Thu, 18 Jul 2019 10:23:26 +0000Géralde Vincent-BancroftLearning a language is not easy and we all would want to have a magic wand, wave it and “TA-DA” and we acquire all the necessary knowledge to learn this language we’ve been wanting to study for so long. But this is not real. So, we’ve tried to hang on the next big thing: passive…
Learning a language is not easy and we all would want to have a magic wand, wave it and “TA-DA” and we acquire all the necessary knowledge to learn this language we’ve been wanting to study for so long. But this is not real. So, we’ve tried to hang on the next big thing: passive learning.
I have voiced out my opinion about passive learning in the past.
“Sometimes, we language teachers, recommend that our students listen to programs, songs and YouTube videos in their target language. Some even recommend them as a background sound in order to mimic immersion.
My question is: Do all this work?
I’m sorry to disappoint you, the answer is a big fat NO.
If you look up in the dictionary the word “Learning” is defined as “ the acquisition of knowledge or skills through study, experience or being taught“.
There is no other way.
You will never be able to pick up a language passively, while on your sleep. Passive exposure, even over a long period, won’t allow you to start communicating in your target language. As the definition reveals, learning a language requires a certain amount of effort from you.
Yes, I am so sorry, but you need to learn these new words you encounter and revise them periodically to be able to recall and use them when necessary.
You must get familiar with grammar structures and expressions, and the only way is through constant verbal and written repetitions of these patterns. It is the unique way they will be engraved in your memory.”
24 November 2017
Lots of programs are sold leading you to believe that you can learn a language while you sleep.
If I wrote this 2 year ago, why am I talking about passive language learning again?
Well since then there have been more evidence about the effectiveness of passive language learning.
Jari LO Kurkela recently published an article in Science Direct called “Passive Exposure To Speech Sounds Modifies Change Detection Brain Responses in Adults”.
The results of his study show that passive exposure to foreign speech sound in adulthood can induce plastic changes in the brain which was previously thought to happen only in children during the sensitive period.
What is the sensitive period?
It is said that babies’ brains are programmed to recognise the difference between all the 800 sounds that are part of the world’s languages. In other words, they are primed to learn any given language especially when you are aware that each language only uses about 40 language sounds (phonemes). But this amazing characteristic is lost before their first birthday. After this period, their brains specialise in the mother tongue, rendering them unable to recognise any other language that they are not familiar with.
So, just by listening, on their second birthday, babies can distinguish between different words they listen to in their mother tongue and recognise different grammar patterns, hence their ability to start speaking through mimicking.

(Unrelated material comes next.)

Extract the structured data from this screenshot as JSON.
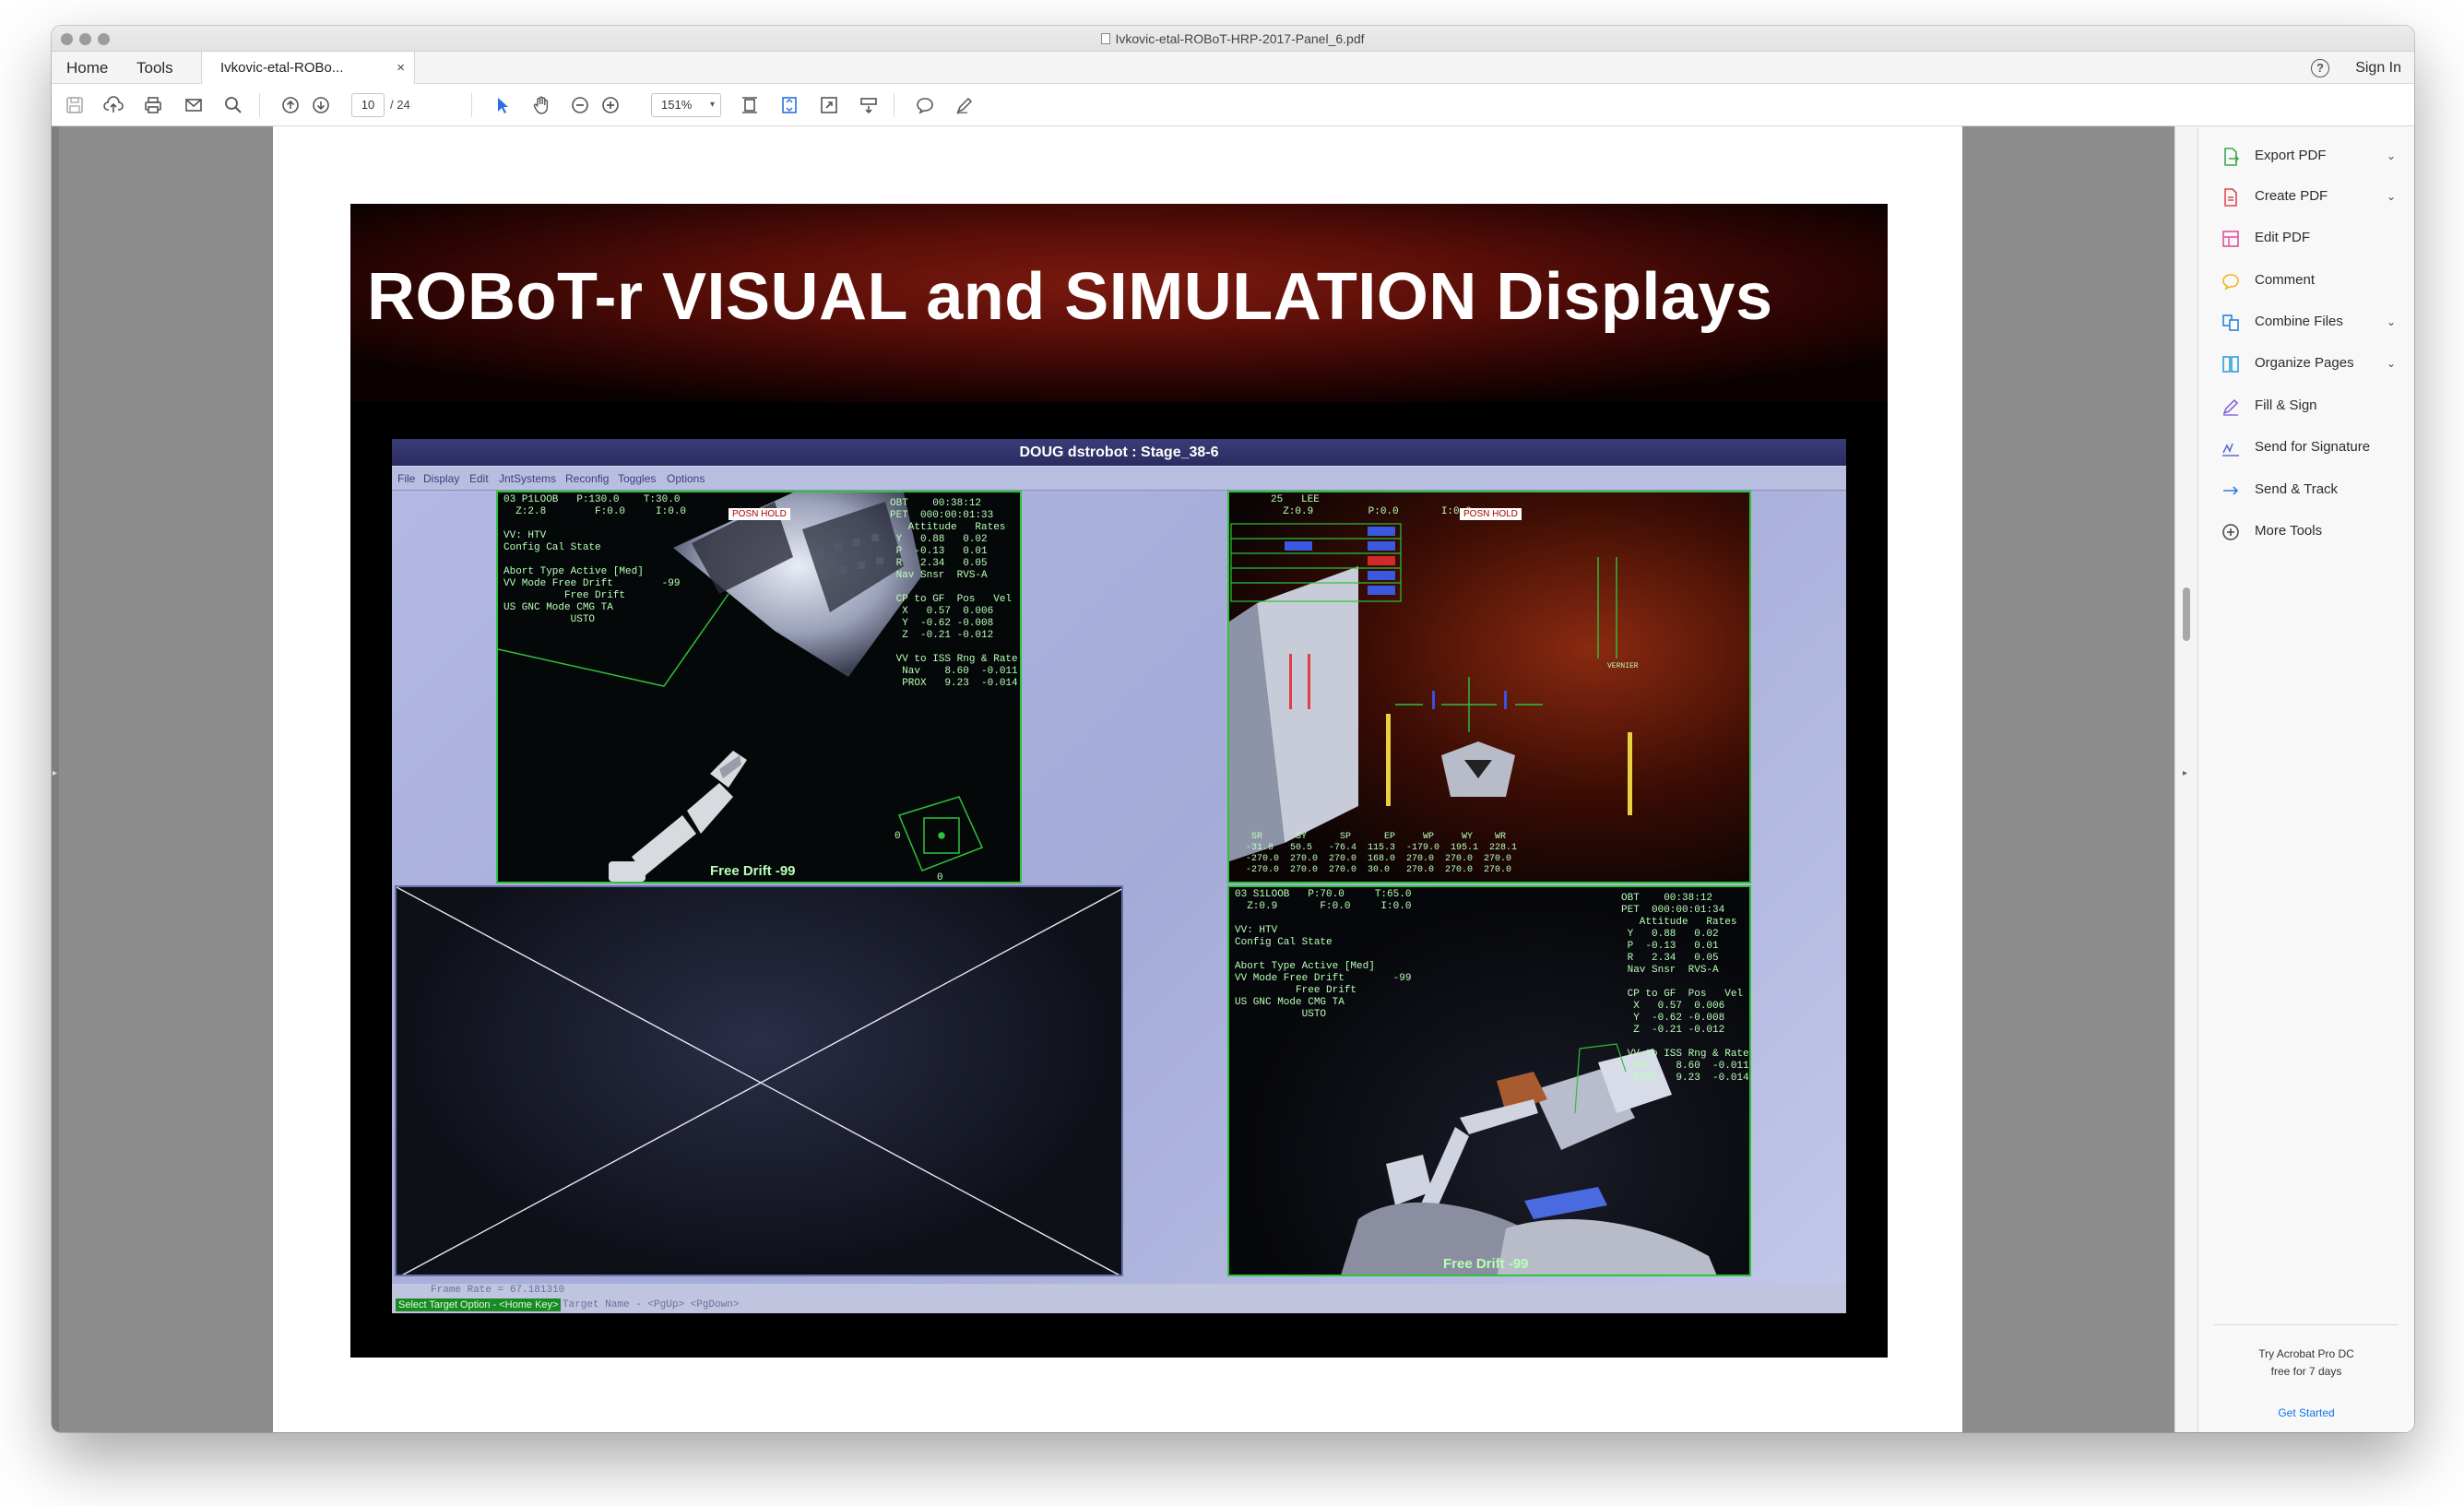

Veronique Greenwood published two studies, one in the Journal of Acoustical Society of America, and the other in the Journal of Memory and Language. She suggests that listening to the language you’re studying outside of your normal study time can accelerate the learning process. This happens because your brain becomes more capable of looking for words and phrases that you’ve already studied, and passive listening helps you store better and recall what you’ve learned, and this can still happen even if it’s just a background sound.
In another study by Renée K. Biss, she and her collaborators noticed that older adults who were given a set of new words to learn, easily forgot them However, if the words were repeated in the background when they were performing another activity, they hardly ever forgot the words that had appeared as distractors. They compared these results with a group of younger adults, and the latter forgot words in both categories. They concluded that exposure to distraction boost memory in adult learners.
Passive listening alone won’t help you learn a foreign language.
Do all these researches contradict my assertion that passive listening alone won’t help you learn a foreign language?
The answer is no.
You can listen to the radio, or a podcast episode or a film in the foreign language you’re studying as an active listening activity or let them be a background noise. They will serve as a way of immersing yourself in the language and the culture, you will get familiar with the sounds and will speed up the process of storing the words you’ve learned. However, don’t be fooled, you will still need a language course or a tutor to help you master this language.
Take passive listening as a means of relaxation after your language study, as you will not need to pay full attention and it will still be helpful.